An abstract is an abbreviated version of your science fair project final report. For most science fairs it is limited to a maximum of 250 words (check the rules for your competition). The science fair project abstract appears at the beginning of the report as well as on your display board.
Your science fair project abstract lets people quickly determine if they want to read the entire report. Consequently, at least ten times as many people will read your abstract as any other part of your work. It''''''''s like an advertisement for what you''''''''ve done. If you want judges and the public to be excited about your science fair project, then write an exciting, engaging abstract!
Tuesdays I will occasionally feature “How-To(sday)” posts, short guides to certain genres of academic writing. I’m happy to take requests for these. Just email me at [email protected]
Today we look at the paper/conference proposal abstract. This is a critical genre of writing for scholars in the humanities and social sciences. Usually between 200 and 500 words long, it is a short abstract that describes research/a talk/a journal article that you are GOING to write. This is in contrast to the abstract of the research/dissertation/article that you have already written.
We also strongly recommend that authors read a few issues of the journal to which they wish to submit, to obtain a sense of the level, length and readership of the journal. Looking at the print issue, or at PDFs in the online edition, is particularly useful for details such as presentation of figures or style of reference numbering. (All NPG journals have a free online issue of the journal for those who do not subscribe or have site-licence access, which can be accessed via the journal s about web page.)
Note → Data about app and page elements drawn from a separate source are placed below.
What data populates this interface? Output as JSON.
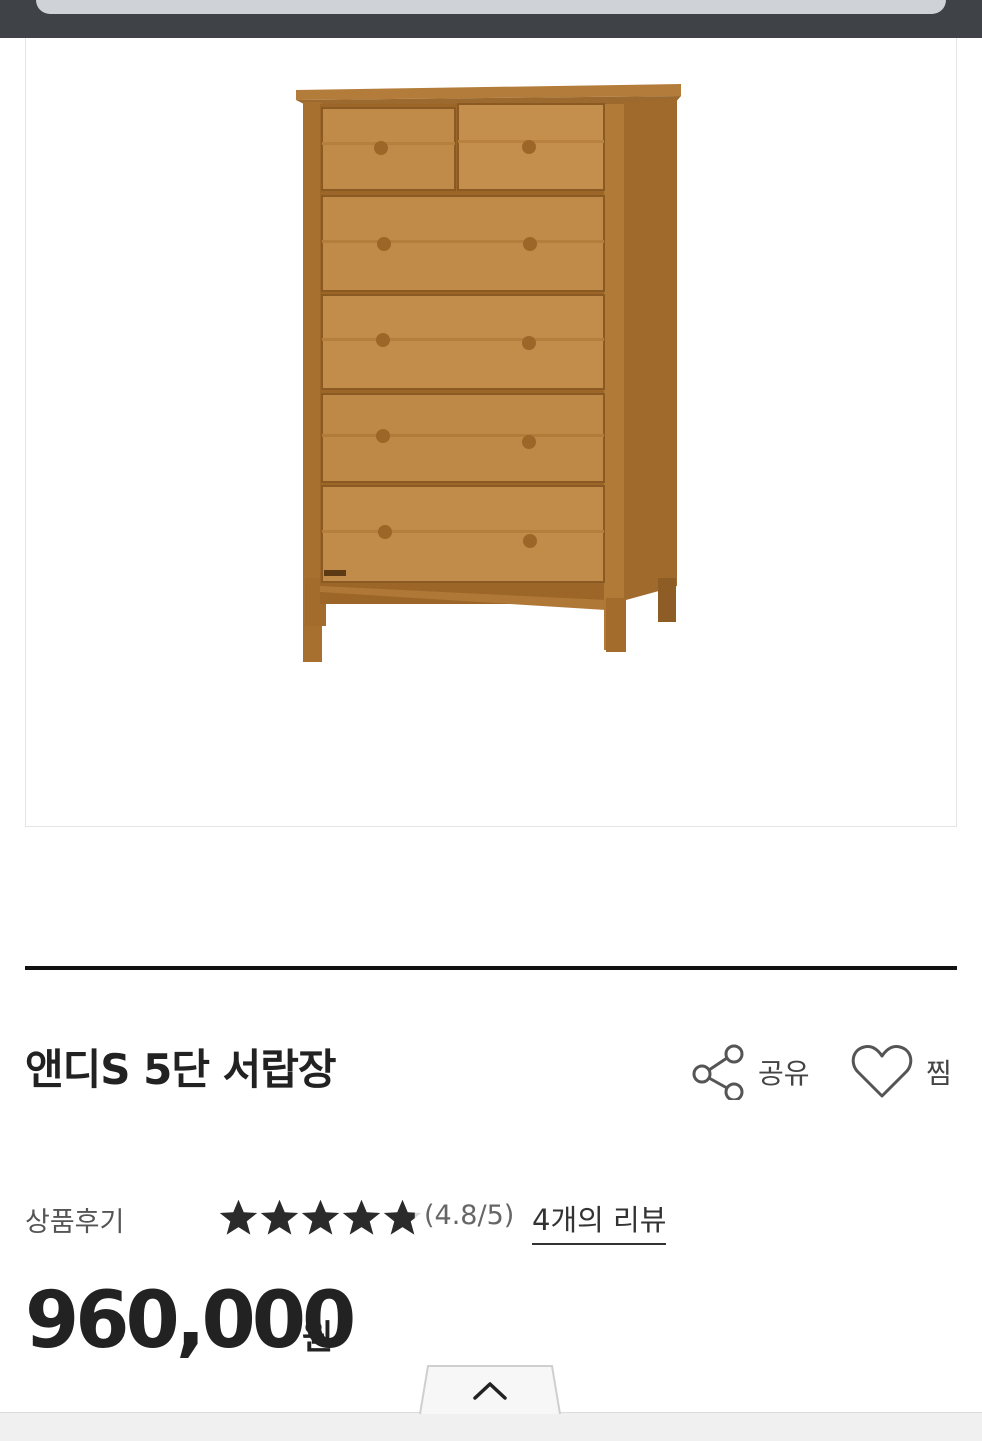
{
  "product": {
    "title": "앤디S 5단 서랍장",
    "image_icon": "dresser-product-image"
  },
  "actions": {
    "share_label": "공유",
    "share_icon": "share-icon",
    "wish_label": "찜",
    "wish_icon": "heart-icon"
  },
  "reviews": {
    "label": "상품후기",
    "rating_value": 4.8,
    "rating_max": 5,
    "rating_text": "(4.8/5)",
    "count_link": "4개의 리뷰"
  },
  "price": {
    "amount": "960,000",
    "currency": "원"
  },
  "bottom": {
    "collapse_icon": "chevron-up-icon"
  },
  "colors": {
    "top_bar": "#3f4247",
    "divider": "#111111",
    "star": "#2b2b2b",
    "text_dark": "#222222"
  }
}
Nature journals are international, so in writing a paper, authors should consider those readers for whom English is a second language. The journals are read mainly by professional scientists, so authors can avoid unnecessary simplification or didactic definitions. However, many readers are outside the immediate discipline of the author(s), so clarity of expression is needed to achieve the goal of comprehensibility. (See the section below for links to some websites that provide writing help and advice.)